Have you ever had this amazing revelation and you go to share it with a friend and you can practically hear them thinking, “well, duh!” I recently had that experience. So, for all of you who know about and use boundaries, this will be old news but for me – and I think people like me – this is life-changing.
I first learned about boundaries in the 1990’s when Henry Cloud & John Townsend came out with their game-changing book, “Boundaries: When to Say Yes, How to Say No to Take Control of Your Life,” It really revolutionized the way I looked at life. I felt empowered to develop healthy relationships and control the way I interacted with the world. I learned I could say, “no” to people. Later I learned I could say, “no” to myself.
My amazing revelation was the realization that other people could say, “no” to me and it DIDN’T MAKE ME A BAD PERSON! I was so desperately lonely. I felt abandoned. My pain at my lack of close relationships with others was deep and pervasive. I have many people that care about me but few truly intimate friendships – the kind where you can bare your soul and they ease your pain rather than minimizing it.

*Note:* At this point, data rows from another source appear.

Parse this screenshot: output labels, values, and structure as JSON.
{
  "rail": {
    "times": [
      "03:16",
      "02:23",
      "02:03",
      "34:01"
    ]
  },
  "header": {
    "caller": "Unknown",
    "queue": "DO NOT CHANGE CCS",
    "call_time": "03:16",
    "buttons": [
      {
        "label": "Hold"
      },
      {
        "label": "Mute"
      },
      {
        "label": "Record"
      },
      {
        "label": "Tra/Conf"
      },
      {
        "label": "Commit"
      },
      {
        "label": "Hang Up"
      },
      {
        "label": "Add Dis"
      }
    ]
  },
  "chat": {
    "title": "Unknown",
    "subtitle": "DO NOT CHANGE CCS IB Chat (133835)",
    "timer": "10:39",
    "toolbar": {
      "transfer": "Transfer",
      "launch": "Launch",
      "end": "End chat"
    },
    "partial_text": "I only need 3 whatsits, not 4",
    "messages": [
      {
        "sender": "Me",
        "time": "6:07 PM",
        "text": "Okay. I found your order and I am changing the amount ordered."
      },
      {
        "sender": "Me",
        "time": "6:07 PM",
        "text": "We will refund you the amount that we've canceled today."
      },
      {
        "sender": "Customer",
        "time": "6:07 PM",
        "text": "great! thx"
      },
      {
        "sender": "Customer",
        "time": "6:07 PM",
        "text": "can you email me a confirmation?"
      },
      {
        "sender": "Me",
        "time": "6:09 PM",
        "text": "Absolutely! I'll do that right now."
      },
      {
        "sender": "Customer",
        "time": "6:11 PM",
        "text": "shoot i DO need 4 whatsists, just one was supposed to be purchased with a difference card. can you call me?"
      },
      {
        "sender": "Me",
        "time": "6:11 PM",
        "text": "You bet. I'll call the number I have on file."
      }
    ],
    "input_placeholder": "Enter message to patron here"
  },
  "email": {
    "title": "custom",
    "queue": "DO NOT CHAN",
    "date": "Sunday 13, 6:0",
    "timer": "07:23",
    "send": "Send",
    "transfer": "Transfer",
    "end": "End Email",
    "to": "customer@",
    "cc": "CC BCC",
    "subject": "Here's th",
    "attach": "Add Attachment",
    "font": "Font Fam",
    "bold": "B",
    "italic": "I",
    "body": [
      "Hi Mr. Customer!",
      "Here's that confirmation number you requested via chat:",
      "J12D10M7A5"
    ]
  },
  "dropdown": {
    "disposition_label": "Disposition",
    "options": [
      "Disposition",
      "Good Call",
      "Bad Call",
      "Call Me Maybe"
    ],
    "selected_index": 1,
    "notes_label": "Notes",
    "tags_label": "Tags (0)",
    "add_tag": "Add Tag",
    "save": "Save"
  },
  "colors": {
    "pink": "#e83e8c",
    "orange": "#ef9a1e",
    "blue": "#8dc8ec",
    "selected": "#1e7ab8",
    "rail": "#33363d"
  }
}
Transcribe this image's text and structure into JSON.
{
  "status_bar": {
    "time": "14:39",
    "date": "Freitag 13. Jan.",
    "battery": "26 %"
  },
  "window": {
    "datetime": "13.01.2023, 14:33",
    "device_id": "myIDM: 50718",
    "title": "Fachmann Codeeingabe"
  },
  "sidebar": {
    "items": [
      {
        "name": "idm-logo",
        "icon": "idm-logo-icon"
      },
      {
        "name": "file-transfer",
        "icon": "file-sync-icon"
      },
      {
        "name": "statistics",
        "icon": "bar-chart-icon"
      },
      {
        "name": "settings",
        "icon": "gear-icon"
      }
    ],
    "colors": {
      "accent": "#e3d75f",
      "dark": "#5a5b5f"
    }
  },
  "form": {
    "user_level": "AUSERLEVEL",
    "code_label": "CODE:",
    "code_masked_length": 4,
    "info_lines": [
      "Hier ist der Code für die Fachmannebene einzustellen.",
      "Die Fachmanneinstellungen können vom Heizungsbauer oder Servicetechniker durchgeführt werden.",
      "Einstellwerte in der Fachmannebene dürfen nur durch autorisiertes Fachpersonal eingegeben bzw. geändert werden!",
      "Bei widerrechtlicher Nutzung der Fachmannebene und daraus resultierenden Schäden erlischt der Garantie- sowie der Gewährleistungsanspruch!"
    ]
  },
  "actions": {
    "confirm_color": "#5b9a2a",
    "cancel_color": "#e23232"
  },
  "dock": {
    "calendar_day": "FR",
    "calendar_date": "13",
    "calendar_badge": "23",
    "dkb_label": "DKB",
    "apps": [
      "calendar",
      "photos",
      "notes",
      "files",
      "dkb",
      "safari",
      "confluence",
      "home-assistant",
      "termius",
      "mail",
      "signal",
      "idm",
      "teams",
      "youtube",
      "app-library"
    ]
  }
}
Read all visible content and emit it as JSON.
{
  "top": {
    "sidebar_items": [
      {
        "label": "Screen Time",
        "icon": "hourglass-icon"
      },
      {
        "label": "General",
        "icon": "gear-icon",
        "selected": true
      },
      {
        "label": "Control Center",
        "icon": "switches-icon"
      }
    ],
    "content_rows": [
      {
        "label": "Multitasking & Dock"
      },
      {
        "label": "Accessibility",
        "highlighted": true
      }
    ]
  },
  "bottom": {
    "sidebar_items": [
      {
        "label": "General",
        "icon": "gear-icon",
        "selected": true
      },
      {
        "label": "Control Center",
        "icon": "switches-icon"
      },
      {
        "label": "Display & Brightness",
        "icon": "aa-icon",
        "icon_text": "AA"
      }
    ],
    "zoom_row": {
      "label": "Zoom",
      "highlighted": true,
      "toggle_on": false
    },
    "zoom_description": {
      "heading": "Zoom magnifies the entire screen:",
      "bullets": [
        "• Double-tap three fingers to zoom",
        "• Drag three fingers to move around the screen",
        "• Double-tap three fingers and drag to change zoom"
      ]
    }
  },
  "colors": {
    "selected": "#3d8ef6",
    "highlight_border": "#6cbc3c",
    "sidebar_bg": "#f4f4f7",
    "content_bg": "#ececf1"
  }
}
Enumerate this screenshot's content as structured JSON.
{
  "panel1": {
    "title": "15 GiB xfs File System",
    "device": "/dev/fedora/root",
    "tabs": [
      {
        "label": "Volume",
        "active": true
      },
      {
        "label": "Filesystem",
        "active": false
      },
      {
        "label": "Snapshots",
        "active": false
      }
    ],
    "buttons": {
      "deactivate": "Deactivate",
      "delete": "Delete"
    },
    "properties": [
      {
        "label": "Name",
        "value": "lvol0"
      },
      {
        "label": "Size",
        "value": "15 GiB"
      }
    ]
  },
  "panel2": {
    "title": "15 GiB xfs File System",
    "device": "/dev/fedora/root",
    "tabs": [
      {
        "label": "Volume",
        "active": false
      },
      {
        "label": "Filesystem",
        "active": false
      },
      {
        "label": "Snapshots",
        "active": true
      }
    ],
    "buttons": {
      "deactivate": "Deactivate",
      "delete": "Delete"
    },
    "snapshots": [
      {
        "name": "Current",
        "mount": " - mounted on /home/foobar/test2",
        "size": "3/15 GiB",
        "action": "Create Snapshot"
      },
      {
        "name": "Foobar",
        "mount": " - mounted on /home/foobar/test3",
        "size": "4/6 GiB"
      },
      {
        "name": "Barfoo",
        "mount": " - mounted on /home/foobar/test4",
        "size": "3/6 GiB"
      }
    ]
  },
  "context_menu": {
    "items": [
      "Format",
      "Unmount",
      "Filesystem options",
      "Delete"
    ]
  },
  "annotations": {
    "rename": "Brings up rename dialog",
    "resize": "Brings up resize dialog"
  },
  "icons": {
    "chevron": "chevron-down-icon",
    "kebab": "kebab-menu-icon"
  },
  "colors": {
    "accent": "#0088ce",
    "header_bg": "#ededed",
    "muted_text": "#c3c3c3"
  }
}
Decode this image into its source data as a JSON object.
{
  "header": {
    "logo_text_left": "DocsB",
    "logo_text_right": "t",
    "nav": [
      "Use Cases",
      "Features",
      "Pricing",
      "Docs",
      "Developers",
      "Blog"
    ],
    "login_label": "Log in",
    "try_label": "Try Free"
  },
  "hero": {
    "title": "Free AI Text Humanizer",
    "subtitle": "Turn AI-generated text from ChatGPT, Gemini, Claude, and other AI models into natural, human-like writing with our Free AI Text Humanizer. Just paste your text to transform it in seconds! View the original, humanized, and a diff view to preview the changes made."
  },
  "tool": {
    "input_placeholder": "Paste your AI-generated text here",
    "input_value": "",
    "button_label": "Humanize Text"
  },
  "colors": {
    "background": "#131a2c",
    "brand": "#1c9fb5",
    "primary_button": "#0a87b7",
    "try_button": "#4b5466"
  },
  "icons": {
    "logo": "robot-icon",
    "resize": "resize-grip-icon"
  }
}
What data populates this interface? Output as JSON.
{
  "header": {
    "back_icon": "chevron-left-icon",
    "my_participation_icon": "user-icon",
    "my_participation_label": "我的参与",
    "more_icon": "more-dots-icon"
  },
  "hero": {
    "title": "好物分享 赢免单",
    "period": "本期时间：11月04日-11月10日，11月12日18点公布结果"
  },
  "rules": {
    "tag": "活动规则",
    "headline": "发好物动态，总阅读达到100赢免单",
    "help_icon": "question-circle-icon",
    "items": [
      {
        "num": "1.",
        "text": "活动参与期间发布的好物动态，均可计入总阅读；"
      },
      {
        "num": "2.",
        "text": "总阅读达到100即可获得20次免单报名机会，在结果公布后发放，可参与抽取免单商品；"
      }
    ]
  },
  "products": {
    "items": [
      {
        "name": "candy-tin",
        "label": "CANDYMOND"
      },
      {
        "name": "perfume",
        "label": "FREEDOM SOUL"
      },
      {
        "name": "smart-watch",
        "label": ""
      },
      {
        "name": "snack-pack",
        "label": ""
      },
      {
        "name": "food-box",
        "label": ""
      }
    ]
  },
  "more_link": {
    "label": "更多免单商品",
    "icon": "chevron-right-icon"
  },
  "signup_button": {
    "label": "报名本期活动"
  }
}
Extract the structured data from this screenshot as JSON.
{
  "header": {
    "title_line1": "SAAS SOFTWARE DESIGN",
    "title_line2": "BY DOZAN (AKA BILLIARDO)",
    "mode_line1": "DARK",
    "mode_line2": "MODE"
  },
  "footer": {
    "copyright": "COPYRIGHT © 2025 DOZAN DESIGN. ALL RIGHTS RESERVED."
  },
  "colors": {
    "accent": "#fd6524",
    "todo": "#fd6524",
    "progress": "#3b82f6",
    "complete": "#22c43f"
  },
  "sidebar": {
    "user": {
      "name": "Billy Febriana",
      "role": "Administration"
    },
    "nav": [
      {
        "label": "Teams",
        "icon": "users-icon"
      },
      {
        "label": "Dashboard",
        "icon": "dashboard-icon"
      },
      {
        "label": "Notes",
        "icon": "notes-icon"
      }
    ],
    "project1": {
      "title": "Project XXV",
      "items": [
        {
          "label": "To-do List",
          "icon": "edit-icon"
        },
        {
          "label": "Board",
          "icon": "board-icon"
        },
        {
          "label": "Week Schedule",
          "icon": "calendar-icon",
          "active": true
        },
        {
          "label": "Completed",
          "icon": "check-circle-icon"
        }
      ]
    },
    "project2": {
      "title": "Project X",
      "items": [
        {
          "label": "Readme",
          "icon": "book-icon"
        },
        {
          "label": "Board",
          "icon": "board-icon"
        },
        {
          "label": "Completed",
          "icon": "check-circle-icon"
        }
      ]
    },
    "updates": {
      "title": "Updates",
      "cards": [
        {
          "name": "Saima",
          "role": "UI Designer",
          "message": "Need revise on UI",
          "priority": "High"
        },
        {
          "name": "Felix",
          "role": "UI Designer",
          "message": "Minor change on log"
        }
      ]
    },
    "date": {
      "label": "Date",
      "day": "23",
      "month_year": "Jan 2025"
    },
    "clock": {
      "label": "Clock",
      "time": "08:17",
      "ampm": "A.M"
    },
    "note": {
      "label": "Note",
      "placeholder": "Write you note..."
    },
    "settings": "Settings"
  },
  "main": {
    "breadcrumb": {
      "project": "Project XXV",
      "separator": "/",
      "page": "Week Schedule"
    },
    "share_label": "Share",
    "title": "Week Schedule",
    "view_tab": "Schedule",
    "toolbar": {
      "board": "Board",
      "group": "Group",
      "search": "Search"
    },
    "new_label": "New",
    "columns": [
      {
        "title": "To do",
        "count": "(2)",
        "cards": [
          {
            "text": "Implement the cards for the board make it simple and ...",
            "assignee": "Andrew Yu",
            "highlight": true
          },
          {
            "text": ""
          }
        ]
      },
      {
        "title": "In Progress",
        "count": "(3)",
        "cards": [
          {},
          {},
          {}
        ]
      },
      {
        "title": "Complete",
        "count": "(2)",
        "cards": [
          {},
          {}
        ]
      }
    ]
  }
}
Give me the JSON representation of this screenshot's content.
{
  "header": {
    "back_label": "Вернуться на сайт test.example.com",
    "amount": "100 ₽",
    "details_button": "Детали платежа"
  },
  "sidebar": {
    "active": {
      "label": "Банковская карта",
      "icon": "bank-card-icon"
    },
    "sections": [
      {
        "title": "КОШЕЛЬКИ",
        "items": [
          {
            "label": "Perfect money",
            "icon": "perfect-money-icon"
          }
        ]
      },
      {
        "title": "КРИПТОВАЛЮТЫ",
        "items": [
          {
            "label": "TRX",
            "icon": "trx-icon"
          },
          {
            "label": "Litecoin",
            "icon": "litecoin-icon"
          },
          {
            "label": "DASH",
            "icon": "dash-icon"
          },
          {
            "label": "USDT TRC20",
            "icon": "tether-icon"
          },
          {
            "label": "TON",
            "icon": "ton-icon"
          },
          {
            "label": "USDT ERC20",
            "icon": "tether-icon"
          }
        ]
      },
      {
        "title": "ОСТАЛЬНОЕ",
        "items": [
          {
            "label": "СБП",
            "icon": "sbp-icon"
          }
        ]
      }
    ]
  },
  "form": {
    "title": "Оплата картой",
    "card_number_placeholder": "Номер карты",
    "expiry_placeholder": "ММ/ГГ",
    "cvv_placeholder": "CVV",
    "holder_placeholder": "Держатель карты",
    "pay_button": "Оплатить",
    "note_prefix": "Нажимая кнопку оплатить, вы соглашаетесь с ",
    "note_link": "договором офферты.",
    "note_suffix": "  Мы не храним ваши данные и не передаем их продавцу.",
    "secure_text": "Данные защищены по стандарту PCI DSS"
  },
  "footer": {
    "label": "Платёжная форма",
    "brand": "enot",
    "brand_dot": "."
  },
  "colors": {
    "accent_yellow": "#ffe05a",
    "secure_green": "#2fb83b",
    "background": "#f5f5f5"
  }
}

I was in my group and learned about the different levels of relationships: self, intimates, family, friends, acquaintances and strangers. I realized I had people in the wrong groups. I had friends that I was expecting intimacy with and expecting friendship from people who were really just acquaintances. I was mad at them for not behaving at the level I put them instead of where our relationship really was.
I also realized I wasn’t respecting THEIR boundaries. They only had a finite amount of time so while they may have wanted to be there for me, they had their own families to take care of and their own friends to support. I also had to acknowledge that they might not have wanted to be in a relationship with me. I don’t need to be friends with everyone and I need to respect those that choose other people instead of me. But most importantly, I had to realize that their boundaries didn’t define my self-worth. I am lovable. I am a good, supportive friend. I try my best to be a good Christian and all-around good person. That reality doesn’t shift dependent on other’s feelings for me. I can set boundaries around my relationships and so can others. Sometimes, we just have to say, “no” and that’s okay.
Photo by Dave McDermott on Unsplash